Managing a user’s desktop persona and making it extend across multiple desktop delivery platforms is a key component in any company’s desktop strategy. User Virtualization describes a category of solutions that capture and manage the end user experience that allows a “follow me” feature of the desktop persona.
In a press release on June 29, 2011 AppSense announced that its User Virtualization Platform is now a core building block of HP’s new Client Virtualization Reference Architecture. Along with Microsoft, VMware and Citrix, AppSense User Virtualization has been recognized by HP as a crucial technology for a successful architecture that meets the goals for client virtualization. Continue reading HP embraces AppSense for Reference Architecture
There are many lines and silos in an IT organization. In many IT organizations, the people who care about servers, networks, and storage are in fact three different teams that try hard not to talk to each other. There is often an OS team (for each major OS), which has to talk to the teams that provide the hardware that supports their OS. Virtualization has served as a forcing function to get many of these teams to talk to each other. But what about those applications teams? Continue reading Should VMware Administrators Care About Applications Performance
Security in the cloud and the virtual environment is ‘all about the data’ and not specifically about any other subsystem. It is about the data. As such the data has something it knows (the contents of the data), something it is (its signature), and something it has (its digital rights) and since it has these three elements, the data has all it has identity. However, protecting the data requires us to put things between the data and the real world such as firewalls, and complex role based access controls, as well as methods to replicate the data to other locations in a non-intrusive mechanism. The goal to such replication could be to ensure multiple sites have the same data (such as a hot-site) or to have the data available in another locations in case of disaster. In addition, such data must maintain its identity. Continue reading Replication Receiver Clouds: Protecting your Data
As a delegate for Tech Field Day 6 in Boston, I was introduced to SRM Replication as well as ZeRTO a third party replication tool. They seem to be as different as night and day but are they? Both work within the vSphere environment to replicate virtual disks regardless of storage type, and apparently hook into the same location within VMware’s API stack. This shows a maturity of VMware’s API stack that until now has been unknown and secret. In this one area, Microsoft Hyper-V is beating VMware vSphere: The availability of well known APIs that are easy for Third Parties to use. I now see a change in VMware’s behavior, can they continue this growth? Continue reading Virtualized Replication: vSphere APIs Expand
We’ve touched on Red Hat’s Cloud strategy in a number of posts. To summarize they’re trying to play at all levels in the stack, from IAAS and PaaS through to hypervisor and of course operating system.
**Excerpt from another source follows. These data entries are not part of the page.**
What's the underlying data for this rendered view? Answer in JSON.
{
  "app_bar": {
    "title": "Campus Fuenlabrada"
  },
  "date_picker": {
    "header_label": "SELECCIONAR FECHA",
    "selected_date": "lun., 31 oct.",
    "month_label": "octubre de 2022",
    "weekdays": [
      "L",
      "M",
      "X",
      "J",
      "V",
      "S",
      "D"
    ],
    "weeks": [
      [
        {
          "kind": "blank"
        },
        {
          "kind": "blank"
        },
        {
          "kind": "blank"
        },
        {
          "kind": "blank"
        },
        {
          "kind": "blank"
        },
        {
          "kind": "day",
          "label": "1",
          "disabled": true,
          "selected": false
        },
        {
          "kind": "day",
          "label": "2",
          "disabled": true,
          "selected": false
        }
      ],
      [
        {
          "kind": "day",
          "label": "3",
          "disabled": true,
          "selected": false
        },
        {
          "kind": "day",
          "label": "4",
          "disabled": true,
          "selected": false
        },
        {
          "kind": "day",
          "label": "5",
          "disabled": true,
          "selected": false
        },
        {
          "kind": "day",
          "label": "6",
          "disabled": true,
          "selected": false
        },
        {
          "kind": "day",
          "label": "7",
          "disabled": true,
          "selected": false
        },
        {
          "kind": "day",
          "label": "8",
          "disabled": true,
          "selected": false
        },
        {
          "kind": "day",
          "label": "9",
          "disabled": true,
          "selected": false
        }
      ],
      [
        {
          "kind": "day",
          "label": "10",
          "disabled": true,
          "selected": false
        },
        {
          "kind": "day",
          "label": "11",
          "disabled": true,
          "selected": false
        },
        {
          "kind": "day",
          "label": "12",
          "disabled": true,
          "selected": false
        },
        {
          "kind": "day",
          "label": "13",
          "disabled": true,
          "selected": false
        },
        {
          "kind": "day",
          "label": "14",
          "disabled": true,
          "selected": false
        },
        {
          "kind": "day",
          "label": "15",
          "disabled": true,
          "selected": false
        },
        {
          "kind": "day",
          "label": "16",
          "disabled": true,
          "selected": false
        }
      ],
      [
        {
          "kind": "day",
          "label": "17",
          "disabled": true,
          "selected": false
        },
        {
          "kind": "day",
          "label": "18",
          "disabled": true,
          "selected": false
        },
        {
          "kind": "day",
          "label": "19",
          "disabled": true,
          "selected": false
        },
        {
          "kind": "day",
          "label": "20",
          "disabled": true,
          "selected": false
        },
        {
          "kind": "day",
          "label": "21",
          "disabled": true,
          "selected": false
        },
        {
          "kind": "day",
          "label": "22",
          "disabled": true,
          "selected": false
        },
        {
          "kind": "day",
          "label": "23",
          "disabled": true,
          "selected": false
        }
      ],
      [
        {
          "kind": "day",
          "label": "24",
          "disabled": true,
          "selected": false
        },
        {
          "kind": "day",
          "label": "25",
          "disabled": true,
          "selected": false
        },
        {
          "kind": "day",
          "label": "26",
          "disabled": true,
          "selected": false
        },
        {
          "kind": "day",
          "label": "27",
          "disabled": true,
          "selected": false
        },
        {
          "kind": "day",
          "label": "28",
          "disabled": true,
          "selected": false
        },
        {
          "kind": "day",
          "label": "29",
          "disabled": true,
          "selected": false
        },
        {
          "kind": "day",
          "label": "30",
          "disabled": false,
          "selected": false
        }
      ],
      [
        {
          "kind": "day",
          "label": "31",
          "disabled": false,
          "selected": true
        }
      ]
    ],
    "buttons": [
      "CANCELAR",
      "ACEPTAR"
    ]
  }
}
All layers are open, and as you get further down the stack towards virtualization they are pushing KVM but they are clear that they have to co-exist with Microsoft and VMware. In the IaaS layer they have DeltaCloud, which is nominally open but is really a Red Hat product with an open veneer. In the PaaS layer they have a stack of really good middleware from JBoss, and an openness to a whole bunch of Java/JVM and non-JVM languages. They’re punting this out to the world as OpenShift.
So far, although there are nuances that differ from other vendors, the main conclusion is that each individual layer is comparable to offerings from competitors. However, there is one layer that sets Red Hat apart from competitive offerings, known as MRG – Messaging Realtime and Grid, pronounced “Merge”. If you’re wondering what this is, it seems also that some of are bits of Red Hat’s marketing department that haven’t got a clue either because the market positioning is a bit vague. Continue reading Red Hat releases MRG 2.0 – messaging for the cloud.
As a delegate for Tech Field Day 6 in Boston, I was introduced to many third party management tools. In the past I have been given briefings as well on various VMware, Hyper-V, and Citrix Xen Management Tools as well. Many of these tools are marketed directly for use by the administrator, but they have the tools can be used by more than the administrator. These tools should be marketed to management, administrators, as well as the network operations center (NOC). The NOC you say, why should they see the details of my environment? The NOC should not, but they should be able to tell when systems are in failure states outside of the hardware. Only a few tools can be used this way today. The sooner administrators get the word of a problem the sooner it can be fixed. The NOC is the one place that centralizes all monitoring whether it is for security or health of your virtual and cloud environments. Continue reading Where are my NOC Views: Virtualization Management Vendors